-- Stored records --
··········

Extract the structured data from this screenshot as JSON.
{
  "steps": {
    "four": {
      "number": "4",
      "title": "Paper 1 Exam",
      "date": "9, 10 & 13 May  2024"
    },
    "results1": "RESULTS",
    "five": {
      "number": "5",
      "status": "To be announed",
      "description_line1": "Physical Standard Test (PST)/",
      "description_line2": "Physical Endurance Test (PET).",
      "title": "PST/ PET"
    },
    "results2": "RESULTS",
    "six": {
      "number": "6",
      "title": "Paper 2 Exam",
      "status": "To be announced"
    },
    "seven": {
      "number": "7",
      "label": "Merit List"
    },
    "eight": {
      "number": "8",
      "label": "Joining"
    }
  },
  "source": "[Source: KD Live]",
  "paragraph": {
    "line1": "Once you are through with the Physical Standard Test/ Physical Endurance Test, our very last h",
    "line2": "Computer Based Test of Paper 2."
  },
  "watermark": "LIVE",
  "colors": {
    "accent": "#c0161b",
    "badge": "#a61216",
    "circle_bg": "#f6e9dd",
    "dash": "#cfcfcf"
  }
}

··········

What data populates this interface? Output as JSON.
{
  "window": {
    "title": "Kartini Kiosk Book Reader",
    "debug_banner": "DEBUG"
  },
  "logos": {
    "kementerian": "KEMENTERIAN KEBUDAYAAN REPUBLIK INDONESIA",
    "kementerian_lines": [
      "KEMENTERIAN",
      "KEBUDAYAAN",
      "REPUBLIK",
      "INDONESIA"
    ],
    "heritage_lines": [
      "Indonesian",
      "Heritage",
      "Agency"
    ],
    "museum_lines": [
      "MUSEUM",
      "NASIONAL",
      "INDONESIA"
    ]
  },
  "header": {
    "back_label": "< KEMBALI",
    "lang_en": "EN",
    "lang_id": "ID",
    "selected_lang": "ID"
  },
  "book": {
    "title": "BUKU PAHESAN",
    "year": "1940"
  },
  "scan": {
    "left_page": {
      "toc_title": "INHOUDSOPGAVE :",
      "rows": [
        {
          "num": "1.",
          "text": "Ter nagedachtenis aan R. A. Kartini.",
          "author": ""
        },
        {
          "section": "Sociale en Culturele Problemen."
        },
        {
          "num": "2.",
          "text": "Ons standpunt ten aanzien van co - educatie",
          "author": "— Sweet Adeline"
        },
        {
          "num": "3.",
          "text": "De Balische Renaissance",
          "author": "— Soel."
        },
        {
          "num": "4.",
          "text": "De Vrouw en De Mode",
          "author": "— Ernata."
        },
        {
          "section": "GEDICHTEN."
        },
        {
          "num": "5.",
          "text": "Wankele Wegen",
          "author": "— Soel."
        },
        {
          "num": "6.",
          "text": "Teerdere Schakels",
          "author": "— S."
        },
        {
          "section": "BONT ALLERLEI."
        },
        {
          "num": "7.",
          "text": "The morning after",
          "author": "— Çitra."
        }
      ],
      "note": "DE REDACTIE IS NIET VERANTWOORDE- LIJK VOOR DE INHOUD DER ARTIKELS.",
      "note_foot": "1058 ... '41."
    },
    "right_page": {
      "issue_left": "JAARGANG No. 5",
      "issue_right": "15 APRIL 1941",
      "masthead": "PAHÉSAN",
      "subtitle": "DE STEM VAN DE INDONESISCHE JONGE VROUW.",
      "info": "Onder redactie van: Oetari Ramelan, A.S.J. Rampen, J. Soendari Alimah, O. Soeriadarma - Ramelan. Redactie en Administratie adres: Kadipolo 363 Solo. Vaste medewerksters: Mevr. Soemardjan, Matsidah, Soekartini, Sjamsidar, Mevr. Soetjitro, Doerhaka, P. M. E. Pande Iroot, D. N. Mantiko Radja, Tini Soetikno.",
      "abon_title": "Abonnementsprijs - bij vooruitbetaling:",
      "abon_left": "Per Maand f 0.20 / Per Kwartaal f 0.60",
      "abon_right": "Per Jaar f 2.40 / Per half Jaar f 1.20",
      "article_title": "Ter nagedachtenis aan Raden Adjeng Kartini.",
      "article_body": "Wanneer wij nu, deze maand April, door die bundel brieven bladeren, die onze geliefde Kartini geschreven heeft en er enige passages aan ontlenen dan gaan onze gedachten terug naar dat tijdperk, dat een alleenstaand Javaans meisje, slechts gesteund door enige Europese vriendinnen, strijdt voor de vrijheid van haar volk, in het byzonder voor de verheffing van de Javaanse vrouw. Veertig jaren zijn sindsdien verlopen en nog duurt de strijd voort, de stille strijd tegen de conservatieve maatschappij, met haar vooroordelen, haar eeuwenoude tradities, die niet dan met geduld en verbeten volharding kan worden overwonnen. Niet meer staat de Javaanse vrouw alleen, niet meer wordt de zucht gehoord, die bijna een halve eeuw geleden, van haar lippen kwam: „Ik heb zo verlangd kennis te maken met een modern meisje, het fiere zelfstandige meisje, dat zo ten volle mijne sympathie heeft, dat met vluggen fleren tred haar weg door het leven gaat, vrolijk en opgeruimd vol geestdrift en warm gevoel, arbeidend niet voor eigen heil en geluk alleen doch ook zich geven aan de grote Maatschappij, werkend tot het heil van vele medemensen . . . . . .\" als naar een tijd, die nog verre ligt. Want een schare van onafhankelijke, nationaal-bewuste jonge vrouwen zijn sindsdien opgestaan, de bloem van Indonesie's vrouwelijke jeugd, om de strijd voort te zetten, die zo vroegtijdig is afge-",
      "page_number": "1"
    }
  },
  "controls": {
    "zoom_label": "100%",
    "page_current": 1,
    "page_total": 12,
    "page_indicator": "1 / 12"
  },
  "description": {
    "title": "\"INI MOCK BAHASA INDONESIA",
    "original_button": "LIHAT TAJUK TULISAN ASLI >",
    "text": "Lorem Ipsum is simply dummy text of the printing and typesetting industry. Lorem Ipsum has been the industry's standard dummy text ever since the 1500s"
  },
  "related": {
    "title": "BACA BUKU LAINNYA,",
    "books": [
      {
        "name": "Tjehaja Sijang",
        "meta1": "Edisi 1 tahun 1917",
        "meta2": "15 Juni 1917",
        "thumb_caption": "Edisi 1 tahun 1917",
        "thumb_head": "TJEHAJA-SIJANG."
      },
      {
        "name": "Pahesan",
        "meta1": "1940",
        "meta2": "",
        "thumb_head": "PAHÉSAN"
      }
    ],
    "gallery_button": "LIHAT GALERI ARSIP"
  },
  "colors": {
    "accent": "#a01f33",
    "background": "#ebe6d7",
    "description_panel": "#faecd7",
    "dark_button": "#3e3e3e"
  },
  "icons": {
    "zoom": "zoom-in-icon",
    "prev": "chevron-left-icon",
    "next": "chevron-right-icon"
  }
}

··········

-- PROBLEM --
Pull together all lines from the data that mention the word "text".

-- RESULT OF THE EXERCISE --
          "text": "Ter nagedachtenis aan R. A. Kartini.",
          "text": "Ons standpunt ten aanzien van co - educatie",
          "text": "De Balische Renaissance",
          "text": "De Vrouw en De Mode",
          "text": "Wankele Wegen",
          "text": "Teerdere Schakels",
          "text": "The morning after",
    "text": "Lorem Ipsum is simply dummy text of the printing and typesetting industry. Lorem Ipsum has been the industry's standard dummy text ever since the 1500s"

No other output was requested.